Plant Conservation an Ecosystem Approach

Wildlife Documentaries

First, land can be set aside to give wildlife a permanent and secure place to live that is protected against poaching, harvesting of timbers and animals, and that is free from the threat of human development. In order to make long term gains in conservation and wildlife protection, the public also needs to be re-educated on the importance of conservation and protecting the ecosystems of the world, and the importance of biodiversity to the quality of human life. Conservation efforts should not only educate people on setting aside land, but also on the importance of reducing the amount of resources that each person consumes, from energy consumption to items purchased in a department store. Better choices in product selection also should be encouraged to help people select products that are recyclable, to purchase fewer or no disposable products, to buy products that will last, to purchase cleaning products that are earth friendly, and not to purchase wildlife products like shark-fin soup, turtle, or endangered species of fish like certain varieties of sea bass. Another thing that people can do to help protect biodiversity is to consume a wider variety of plants and animals. Feral animals should also be removed from ecosystems that they don't belong to in order to allow the native populations to recover. Finally, pollution needs to be cleaned up, emission standards should be set, and more bio-friendly energy sources and products need to be developed to help reduce our dependency on products and energy sources that negatively impact the world and its wildlife. There are few greater rewards in life than having wildlife visit or reside your backyard. Not only will they provide you with endless hours of entertainment, they can also help reduce your stress level and may even lower your blood pressure! Whether you have a small patio or 20-acres of land, you can turn it into a backyard wildlife habitat that is stunningly beautiful and richly rewarding. You can attract songbirds, butterflies, amphibians, squirrels, rabbits or even larger wildlife such as deer or moose. The purpose of creating a wildlife landscape is to encourage wildlife to visit or take up residence in your backyard.

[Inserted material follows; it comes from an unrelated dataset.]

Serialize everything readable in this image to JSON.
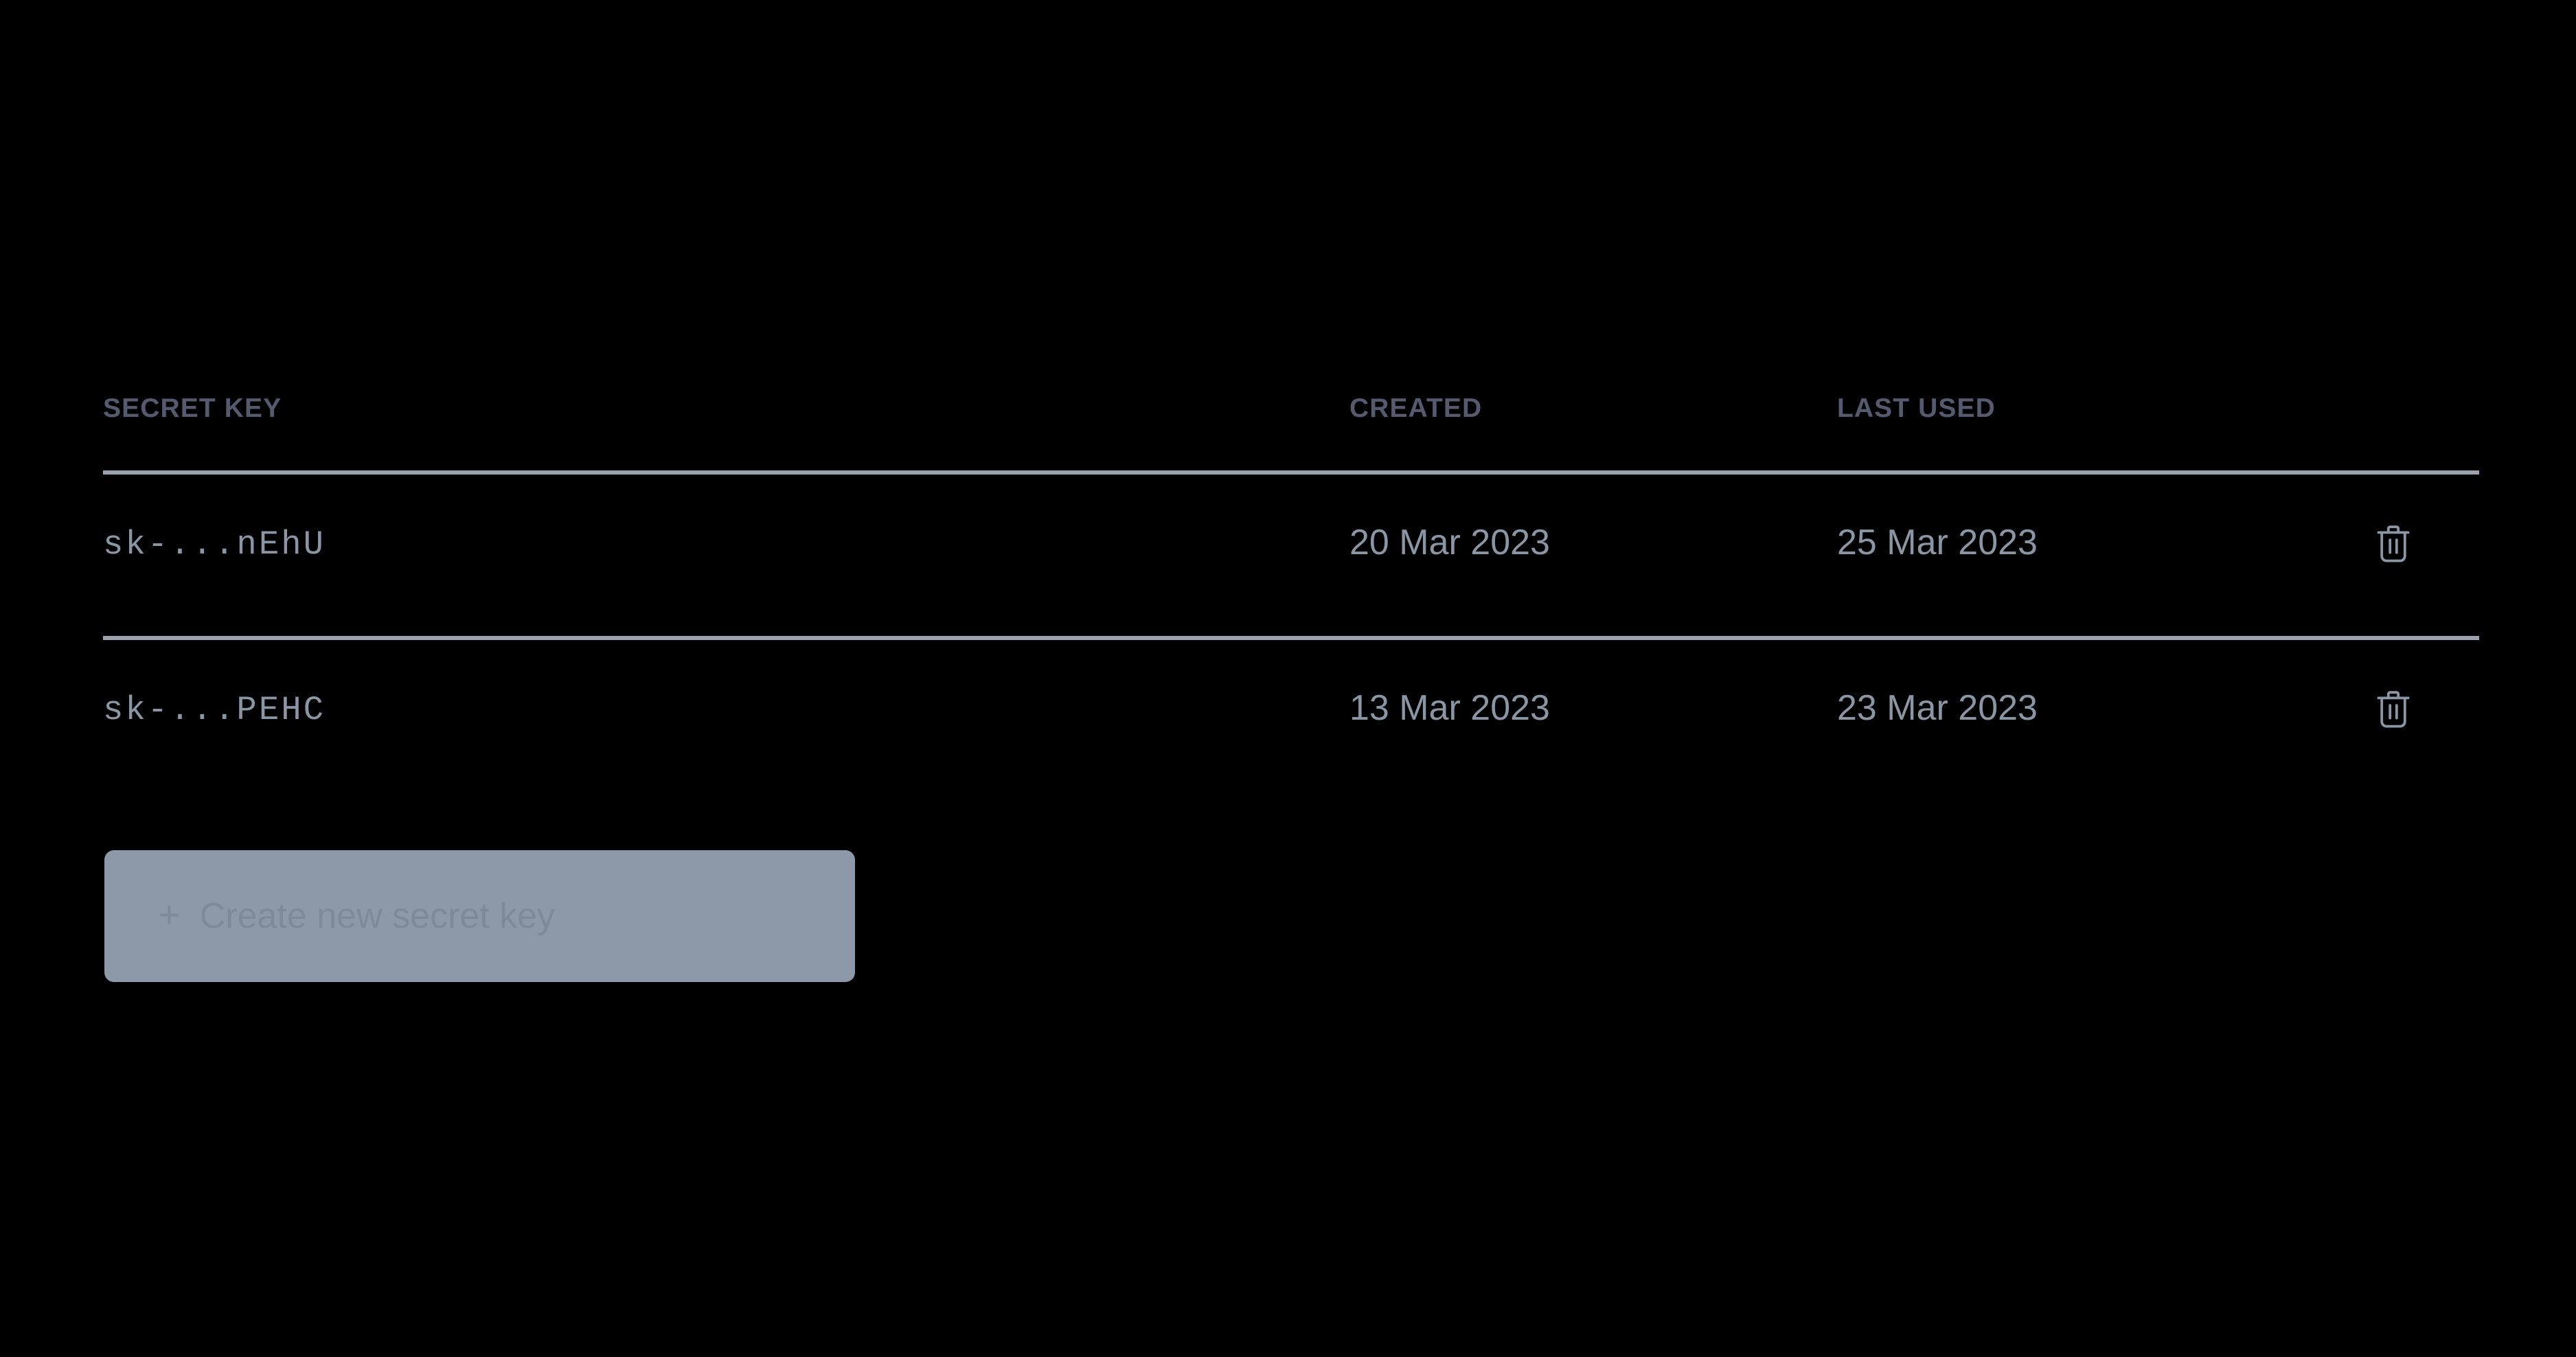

Animal Breeding

Monitoring will continue with surveys, remote sensing, satellite imagery, disease and movement monitoring, breeding site survey sampling, DNA and net sampling, herpetological web site, predictive modeling, ground truthing and taxonomic affinities an reclassification. Population, habitat and project-level monitoring are also included in the North Dakota CWCS as well as distribution information, length frequency distributions; community-level monitoring and replication. These performance measures provide information that pertains to conservation actions and provide for revisions to these actions if needed. The conservation action and proposed plans for GCN species and habitat monitoring occurs with help from several partners. These partners include but are not limited to the United States Fish and Wildlife Service, the Bureau of Land Management, the National Park Service, the Department of Defense, the United States Bureau of Reclamation, The United States Army Corps of Engineers, The Nature Conservancy, The United States Department of Agriculture and the United States Forest Service. Other partners are the United States Environmental Protection Agency, the United States Geological Survey and the United States Army Corp of Engineers, North Dakota Game and Fish Department, North Dakota Parks and Recreation, North Dakota State Land Department and North Dakota universities. Also included as a partner is Ducks Unlimited, the Audubon Society, Pheasants Forever, Delta Waterfowl, North Dakota Natural Resources Trust, North Dakota Indian Tribes and neighboring states. Prairie Pothole Joint Venture, Northern Great Plains Joint Venture, North Dakota Chapter of the Wildlife Society, Dakota Chapter of the American Fisheries Society, and Agency Coordination for Comprehensive Wildlife Conservation Strategy are also partners who participate in wildlife conservation. The North Dakota Comprehensive Wildlife Conservation Strategy is to be reviewed annually to assess goals, actions and strategies and adjust if needed. An extensive formal review is scheduled to occur every 10 years. These reviews and revisions are necessary for wildlife conservation as well as protection for key habitats in North Dakota.